Report: LSU football to self-impose sanctions, including multi-year Odell Beckham Jr. ban from team facilities
Big news out of Baton Rouge: LSU football is reportedly self-imposing multiple penalties in hopes that the NCAA does not levy more sanctions.
The news comes from Sports Illustrated’s Ross Dellenger, an LSU insider from his time on the Tigers beat, and Pat Forde. SI reports that the school is “docking itself eight football scholarships over a two-year period and reducing recruiting visits, evaluations and communication.” Those measures come after a roughly two-year investigation uncovered “booster payments to the father of a football player,” per SI’s sources.
LSU is banning former Tigers standout Odell Beckham Jr. for two years from team facilities after the Cleveland Browns wide receiver handed out $2,000 in $100 bills to players after the national championship game in New Orleans.
SI reports that LSU notified the NCAA of these self-imposed sanctions earlier this month.
LSU responded to SI with a statement when contacted by Dellenger and Forde:
“LSU has worked proactively and in cooperation with the NCAA to identify and self-report any violations that occurred within our football program,” Robert Munson, LSU Senior Associate Athletic Director, said. “We believe these self-imposed penalties are appropriate and we will continue to coordinate and cooperate with the NCAA on this matter.”
SI details the scholarship and recruiting self-imposed penalties as follows:
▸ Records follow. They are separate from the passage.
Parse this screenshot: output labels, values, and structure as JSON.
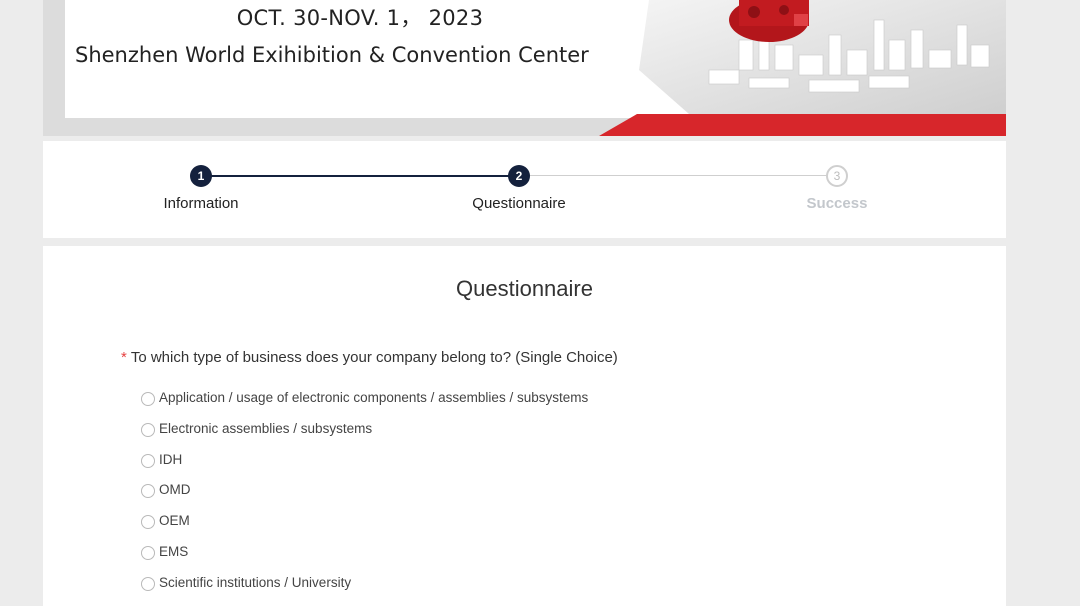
{
  "banner": {
    "date": "OCT. 30-NOV. 1， 2023",
    "venue": "Shenzhen World Exihibition & Convention Center"
  },
  "stepper": {
    "steps": [
      {
        "number": "1",
        "label": "Information",
        "state": "done"
      },
      {
        "number": "2",
        "label": "Questionnaire",
        "state": "done"
      },
      {
        "number": "3",
        "label": "Success",
        "state": "todo"
      }
    ]
  },
  "questionnaire": {
    "title": "Questionnaire",
    "question": {
      "required_mark": "*",
      "text": "To which type of business does your company belong to? (Single Choice)",
      "options": [
        "Application / usage of electronic components / assemblies / subsystems",
        "Electronic assemblies / subsystems",
        "IDH",
        "OMD",
        "OEM",
        "EMS",
        "Scientific institutions / University"
      ]
    }
  },
  "colors": {
    "accent_red": "#d7262b",
    "step_active": "#14213d",
    "step_inactive": "#cfcfcf"
  }
}
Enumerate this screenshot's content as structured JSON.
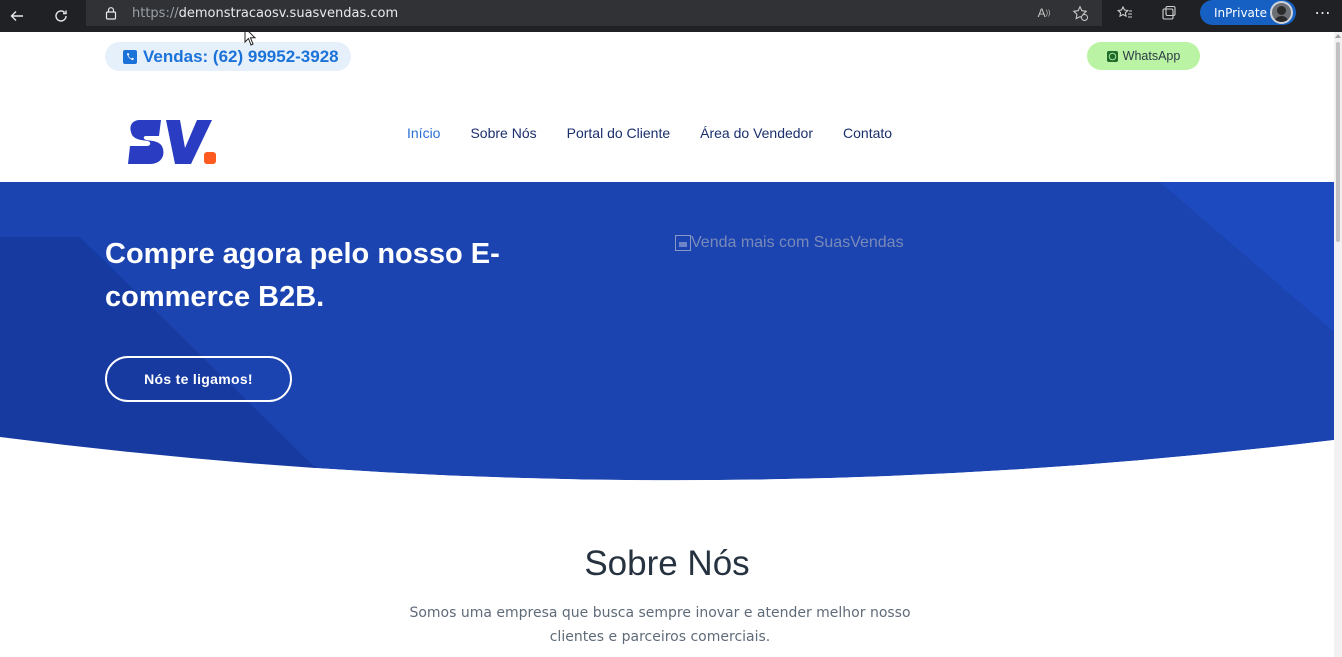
{
  "browser": {
    "url_scheme": "https://",
    "url_host": "demonstracaosv.suasvendas.com",
    "inprivate_label": "InPrivate"
  },
  "topbar": {
    "phone_label": "Vendas: (62) 99952-3928",
    "whatsapp_label": "WhatsApp"
  },
  "colors": {
    "brand_blue": "#2a3cc1",
    "brand_orange": "#ff5a1f",
    "hero_blue": "#1b44b1",
    "link_active": "#2e6fd6"
  },
  "nav": {
    "items": [
      {
        "label": "Início",
        "active": true
      },
      {
        "label": "Sobre Nós",
        "active": false
      },
      {
        "label": "Portal do Cliente",
        "active": false
      },
      {
        "label": "Área do Vendedor",
        "active": false
      },
      {
        "label": "Contato",
        "active": false
      }
    ]
  },
  "hero": {
    "title": "Compre agora pelo nosso E-commerce B2B.",
    "cta_label": "Nós te ligamos!",
    "image_alt": "Venda mais com SuasVendas"
  },
  "about": {
    "title": "Sobre Nós",
    "text": "Somos uma empresa que busca sempre inovar e atender melhor nosso clientes e parceiros comerciais."
  }
}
The program will give up four scholarships in each of the next two years for a total of eight. Teams are normally allowed to have a maximum of 85 players on scholarship per year. The penalties will not impact the team’s ability to sign the maximum of 25 newcomers a year. Recruiting reductions include the elimination of 12.5% of official and unofficial visits, a 21-day reduction of the normal 168 days of allowable off-campus contacts and a six-week ban in communication with prospects.
The SI report details that the booster payments to a player’s father happened while Joe Alleva was athletic director and Les Miles was the head football coach. The father of former offensive lineman Vadal Alexander received $180,000 in stolen money from LSU booster John Paul Funes, who pleaded guilty to federal felony wire fraud and money laundering charges. The investigation noted Ed Orgeron had impermissible contact with a recruit in January 2019.
SI’s lengthy report further details that LSU had hoped the NCAA would rule on the football matters and the investigation into Will Wade’s basketball program separately. The NCAA, however, has jointly referred both to the Independent Accountability Resolution Process as opposed to the traditional hearing panel, the Committee of Infractions. While the football investigation is complete, “the basketball case is expected to drag on for as long as another year.”
We’ll see if the NCAA is satisfied with LSU’s self-imposed sanctions to the football program now that the matters identified above are tied to the ongoing basketball investigation.